Nui Ba Den (Black Virgin Mountain), once a heavily fought for mountain during the war, as it was just kilometres away from the Ho Chi Minh Trail, is now a tourist attraction for religious pilgrimage. The name of the mountain itself can be traced back to a myth about Bà Đen, a local deity of Khmer origin, who died up the mountain due to a loveless affair with a soldier. The article “Destination: Black Virgin Mountain” is dated to 2017, as it most prominently speaks about contemporary conditions in Vietnam.

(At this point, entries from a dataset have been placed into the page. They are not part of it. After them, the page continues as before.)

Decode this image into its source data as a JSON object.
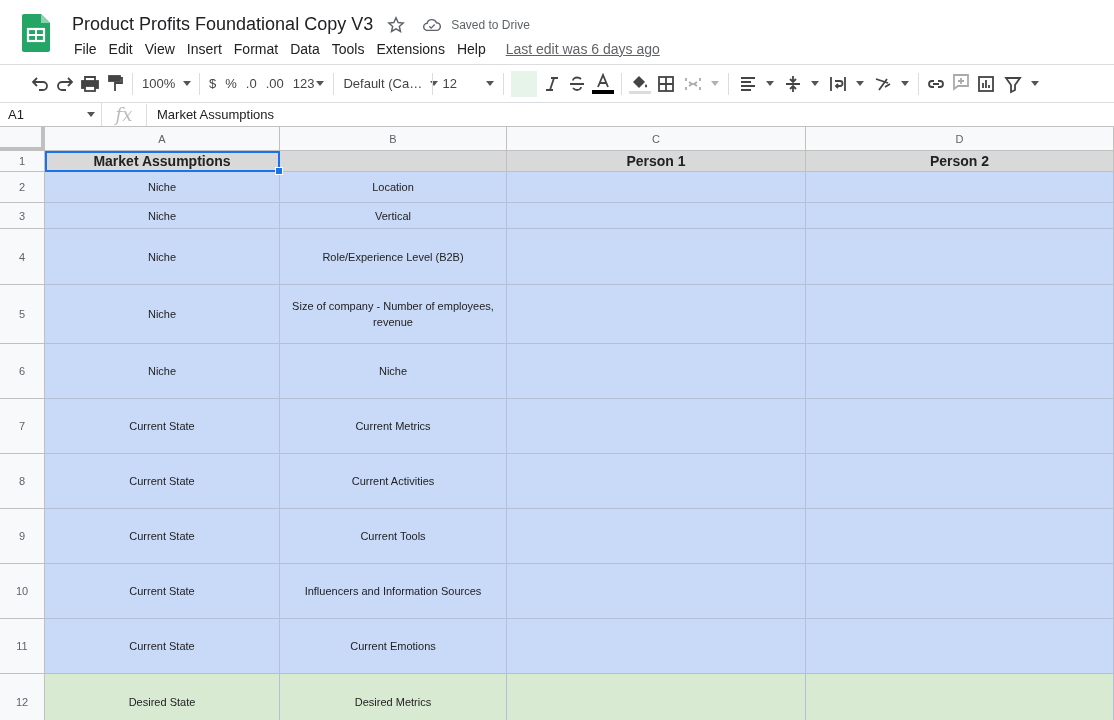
{
  "document": {
    "title": "Product Profits Foundational Copy V3",
    "starred": false,
    "save_status": "Saved to Drive",
    "last_edit": "Last edit was 6 days ago"
  },
  "menu": [
    "File",
    "Edit",
    "View",
    "Insert",
    "Format",
    "Data",
    "Tools",
    "Extensions",
    "Help"
  ],
  "toolbar": {
    "zoom": "100%",
    "currency": "$",
    "percent": "%",
    "decrease_decimals": ".0",
    "increase_decimals": ".00",
    "more_formats": "123",
    "font": "Default (Ca…",
    "font_size": "12"
  },
  "formula_bar": {
    "cell_ref": "A1",
    "fx": "fx",
    "value": "Market Assumptions"
  },
  "columns": [
    "A",
    "B",
    "C",
    "D"
  ],
  "rows": [
    {
      "number": "1",
      "kind": "header",
      "color": "#d9d9d9",
      "cells": [
        {
          "text": "Market Assumptions",
          "selected": true
        },
        {
          "selected": false
        },
        {
          "text": "Person 1",
          "selected": false
        },
        {
          "text": "Person 2",
          "selected": false
        }
      ]
    },
    {
      "number": "2",
      "kind": "body",
      "color": "#c9daf8",
      "cells": [
        {
          "text": "Niche",
          "selected": false
        },
        {
          "text": "Location",
          "selected": false
        },
        {
          "selected": false
        },
        {
          "selected": false
        }
      ]
    },
    {
      "number": "3",
      "kind": "body",
      "color": "#c9daf8",
      "cells": [
        {
          "text": "Niche",
          "selected": false
        },
        {
          "text": "Vertical",
          "selected": false
        },
        {
          "selected": false
        },
        {
          "selected": false
        }
      ]
    },
    {
      "number": "4",
      "kind": "body",
      "color": "#c9daf8",
      "cells": [
        {
          "text": "Niche",
          "selected": false
        },
        {
          "text": "Role/Experience Level (B2B)",
          "selected": false
        },
        {
          "selected": false
        },
        {
          "selected": false
        }
      ]
    },
    {
      "number": "5",
      "kind": "body",
      "color": "#c9daf8",
      "cells": [
        {
          "text": "Niche",
          "selected": false
        },
        {
          "text": "Size of company - Number of employees, revenue",
          "selected": false
        },
        {
          "selected": false
        },
        {
          "selected": false
        }
      ]
    },
    {
      "number": "6",
      "kind": "body",
      "color": "#c9daf8",
      "cells": [
        {
          "text": "Niche",
          "selected": false
        },
        {
          "text": "Niche",
          "selected": false
        },
        {
          "selected": false
        },
        {
          "selected": false
        }
      ]
    },
    {
      "number": "7",
      "kind": "body",
      "color": "#c9daf8",
      "cells": [
        {
          "text": "Current State",
          "selected": false
        },
        {
          "text": "Current Metrics",
          "selected": false
        },
        {
          "selected": false
        },
        {
          "selected": false
        }
      ]
    },
    {
      "number": "8",
      "kind": "body",
      "color": "#c9daf8",
      "cells": [
        {
          "text": "Current State",
          "selected": false
        },
        {
          "text": "Current Activities",
          "selected": false
        },
        {
          "selected": false
        },
        {
          "selected": false
        }
      ]
    },
    {
      "number": "9",
      "kind": "body",
      "color": "#c9daf8",
      "cells": [
        {
          "text": "Current State",
          "selected": false
        },
        {
          "text": "Current Tools",
          "selected": false
        },
        {
          "selected": false
        },
        {
          "selected": false
        }
      ]
    },
    {
      "number": "10",
      "kind": "body",
      "color": "#c9daf8",
      "cells": [
        {
          "text": "Current State",
          "selected": false
        },
        {
          "text": "Influencers and Information Sources",
          "selected": false
        },
        {
          "selected": false
        },
        {
          "selected": false
        }
      ]
    },
    {
      "number": "11",
      "kind": "body",
      "color": "#c9daf8",
      "cells": [
        {
          "text": "Current State",
          "selected": false
        },
        {
          "text": "Current Emotions",
          "selected": false
        },
        {
          "selected": false
        },
        {
          "selected": false
        }
      ]
    },
    {
      "number": "12",
      "kind": "body",
      "color": "#d9ead3",
      "cells": [
        {
          "text": "Desired State",
          "selected": false
        },
        {
          "text": "Desired Metrics",
          "selected": false
        },
        {
          "selected": false
        },
        {
          "selected": false
        }
      ]
    }
  ]
}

Tourism – resort holiday deals but also war tourism spectacle – has been a great part of the country’s economic growth recently, long after the war has been over.

The design and layout of the article were developed together with graphic designer, Dan Solbach and is based on a Vietnamese newspaper called “Thanh Nien”.

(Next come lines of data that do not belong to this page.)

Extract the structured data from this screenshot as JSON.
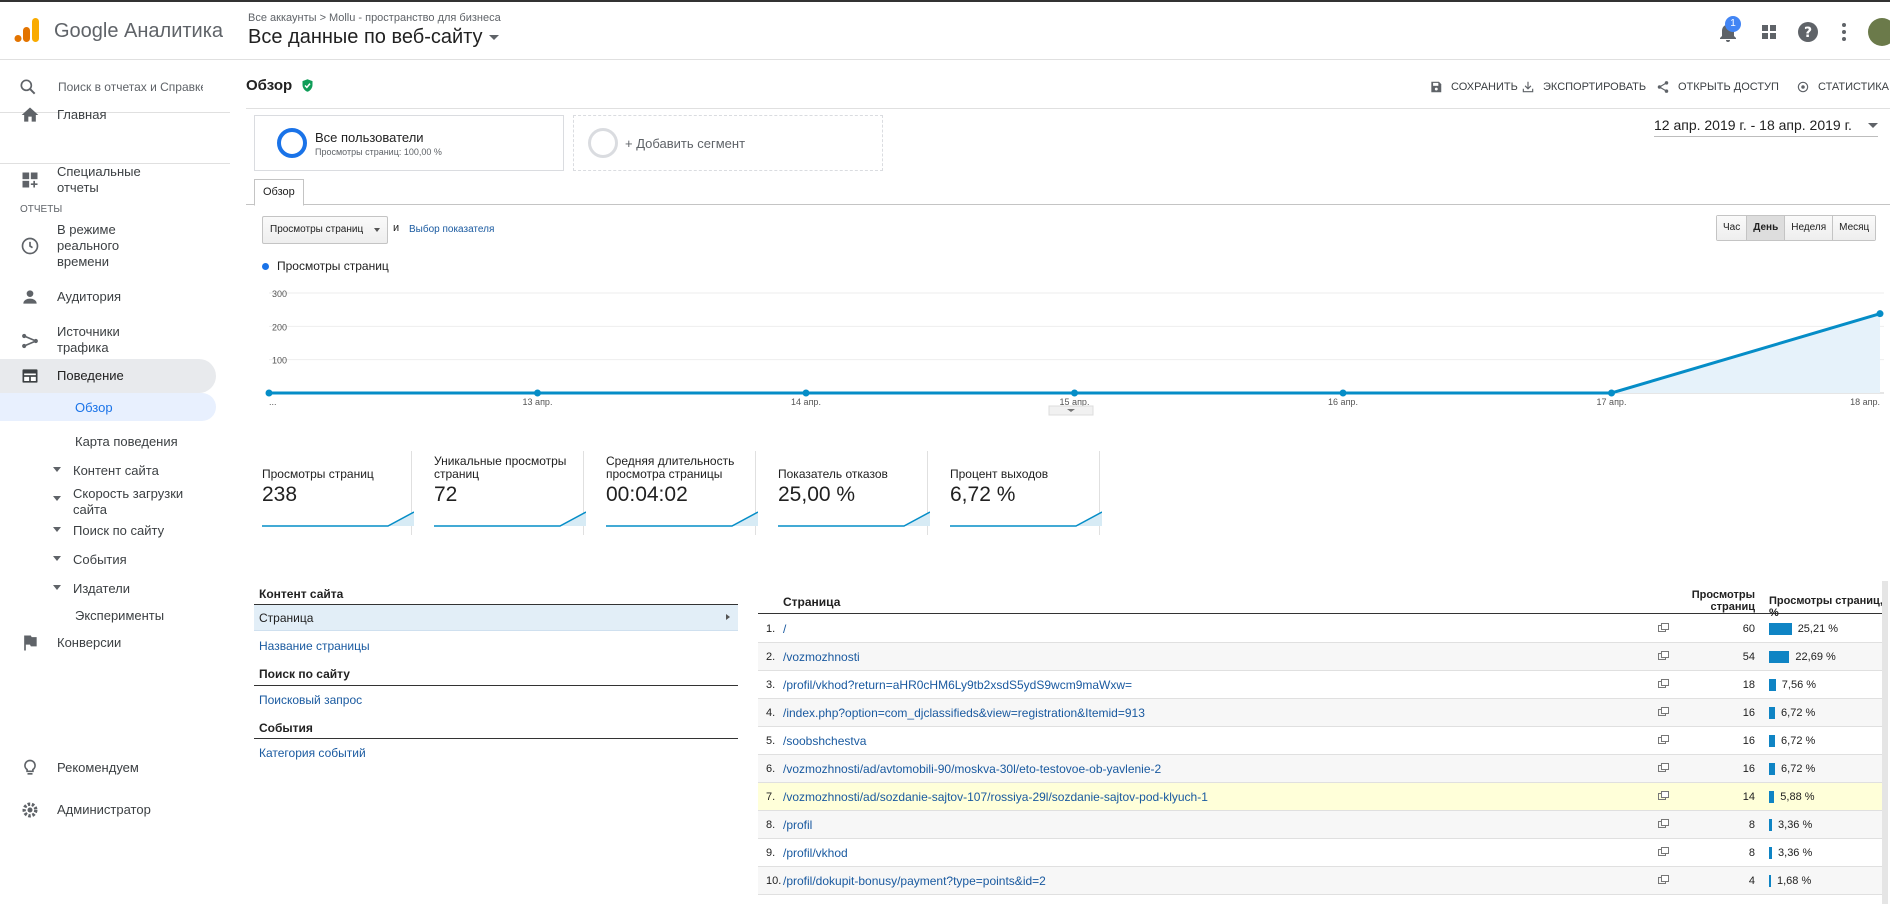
{
  "app": {
    "name": "Google Аналитика"
  },
  "header": {
    "breadcrumb": "Все аккаунты > Mollu - пространство для бизнеса",
    "view": "Все данные по веб-сайту",
    "notifications": "1"
  },
  "sidebar": {
    "search_placeholder": "Поиск в отчетах и Справке",
    "home": "Главная",
    "custom": "Специальные отчеты",
    "section": "ОТЧЕТЫ",
    "realtime": "В режиме реального времени",
    "audience": "Аудитория",
    "acquisition": "Источники трафика",
    "behavior": "Поведение",
    "overview": "Обзор",
    "behavior_flow": "Карта поведения",
    "site_content": "Контент сайта",
    "site_speed": "Скорость загрузки сайта",
    "site_search": "Поиск по сайту",
    "events": "События",
    "publisher": "Издатели",
    "experiments": "Эксперименты",
    "conversions": "Конверсии",
    "discover": "Рекомендуем",
    "admin": "Администратор"
  },
  "toolbar": {
    "title": "Обзор",
    "save": "СОХРАНИТЬ",
    "export": "ЭКСПОРТИРОВАТЬ",
    "share": "ОТКРЫТЬ ДОСТУП",
    "insights": "СТАТИСТИКА"
  },
  "segments": {
    "all_title": "Все пользователи",
    "all_sub": "Просмотры страниц: 100,00 %",
    "add": "+ Добавить сегмент"
  },
  "daterange": "12 апр. 2019 г. - 18 апр. 2019 г.",
  "tab": "Обзор",
  "metric": {
    "selected": "Просмотры страниц",
    "and": "и",
    "choose": "Выбор показателя"
  },
  "range_buttons": [
    "Час",
    "День",
    "Неделя",
    "Месяц"
  ],
  "chart_data": {
    "type": "area",
    "series": [
      {
        "name": "Просмотры страниц",
        "values": [
          0,
          0,
          0,
          0,
          0,
          0,
          238
        ]
      }
    ],
    "x": [
      "...",
      "13 апр.",
      "14 апр.",
      "15 апр.",
      "16 апр.",
      "17 апр.",
      "18 апр."
    ],
    "yticks": [
      "300",
      "200",
      "100"
    ],
    "ylim": [
      0,
      300
    ],
    "color": "#058dc7"
  },
  "scorecards": [
    {
      "label": "Просмотры страниц",
      "value": "238"
    },
    {
      "label": "Уникальные просмотры страниц",
      "value": "72"
    },
    {
      "label": "Средняя длительность просмотра страницы",
      "value": "00:04:02"
    },
    {
      "label": "Показатель отказов",
      "value": "25,00 %"
    },
    {
      "label": "Процент выходов",
      "value": "6,72 %"
    }
  ],
  "report_left": {
    "h1": "Контент сайта",
    "active": "Страница",
    "link1": "Название страницы",
    "h2": "Поиск по сайту",
    "link2": "Поисковый запрос",
    "h3": "События",
    "link3": "Категория событий"
  },
  "table": {
    "col_page": "Страница",
    "col_pv": "Просмотры страниц",
    "col_pct": "Просмотры страниц, %",
    "rows": [
      {
        "n": "1.",
        "page": "/",
        "pv": "60",
        "pct": "25,21 %",
        "share": 25.21
      },
      {
        "n": "2.",
        "page": "/vozmozhnosti",
        "pv": "54",
        "pct": "22,69 %",
        "share": 22.69
      },
      {
        "n": "3.",
        "page": "/profil/vkhod?return=aHR0cHM6Ly9tb2xsdS5ydS9wcm9maWxw=",
        "pv": "18",
        "pct": "7,56 %",
        "share": 7.56
      },
      {
        "n": "4.",
        "page": "/index.php?option=com_djclassifieds&view=registration&Itemid=913",
        "pv": "16",
        "pct": "6,72 %",
        "share": 6.72
      },
      {
        "n": "5.",
        "page": "/soobshchestva",
        "pv": "16",
        "pct": "6,72 %",
        "share": 6.72
      },
      {
        "n": "6.",
        "page": "/vozmozhnosti/ad/avtomobili-90/moskva-30l/eto-testovoe-ob-yavlenie-2",
        "pv": "16",
        "pct": "6,72 %",
        "share": 6.72
      },
      {
        "n": "7.",
        "page": "/vozmozhnosti/ad/sozdanie-sajtov-107/rossiya-29l/sozdanie-sajtov-pod-klyuch-1",
        "pv": "14",
        "pct": "5,88 %",
        "share": 5.88
      },
      {
        "n": "8.",
        "page": "/profil",
        "pv": "8",
        "pct": "3,36 %",
        "share": 3.36
      },
      {
        "n": "9.",
        "page": "/profil/vkhod",
        "pv": "8",
        "pct": "3,36 %",
        "share": 3.36
      },
      {
        "n": "10.",
        "page": "/profil/dokupit-bonusy/payment?type=points&id=2",
        "pv": "4",
        "pct": "1,68 %",
        "share": 1.68
      }
    ]
  }
}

Another aspect to consider was the journalistic undertone of the narrator, as the intention was to imagine a ‘truthful’ reporter, rather than a cynical writer. We recognize that journalism is never neutral but comes with interpretation and the background of the author while further relying on assumptions even though only employing “facts” – as Bevins mentioned he often encounters as a writer that you can play with his reader’s assumptions or lead them to certain conclusions without ever really lying. States and its societies produce beliefs and religion, as “an inverted consciousness of the world”(4), to quote Marx. To question these beliefs were part of the project. So we decided to gently prod at the journalistic form itself, critiquing that it always relies on certain perceived wisdoms or traditions to be effective, rather than attacking its content or just satirizing the medium by inserting false truths. The circulation of these new pieces of writing and the friction these information may create in relation to other ones, are a way to ever so slightly shift the pre-existing content. That disturbance of information is central to their creation.

The censorship of the works was a threat and a likely outcome. Indeed, works in another exhibition at Nha San Collective earlier this year have been censored. To write the articles was indirectly a way to address these censorship issues in the country itself. The translation of the articles into Vietnamese could not be straightforward. They were subtly modified. They are not a one to one translation, which attempts to be as close as possible to its source, but rather a loose interpretation of the articles. The compromise we had to take into account was the inaccessibility of the works, when being read from an only Vietnamese-speaking viewer in relation to an English speaker. The sad truth about censorship in this country is that it is self-censorship from the start, as the fear to be censored causes one to take precautions.

The Ghost Tape revealed how the U.S government has lost respect for religious and spiritual beliefs in so far that it was able to weaponize it for its own capital gain. In the same way the Ghost Tape was based on spreading existential fear at the time, today we are experiencing another media crisis, one that is very similarly associated with the manipulation of information.

With the loss of faith in media, recent logics of capital have made us all producers and receivers of capitalizable content. The weaponization of media, produced and consumed by everyone individually through social media outlets, blur the lines between information, judgement, advertisement and propaganda, within the private and the public terrain of one’s individual accounts.

Disinformation, spread deliberately to deceive, is a political issue both countries share. With Vietnam’s Communist Party censoring information and cultural production, and the U.S facing Billionaire President Trump’s tweets and the entire media ecosystem they occupy, starting at the White House, one of our most pressing questions may be: How can we judge information today?

(2) The Scientific Monthly, Vol. 7, No. 4 (Oct., 1918), pp. 336
(3) See footnote 1
(4) Karl Marx, A Contribution to the Critique of Hegel’s Philosophy of Right, 1843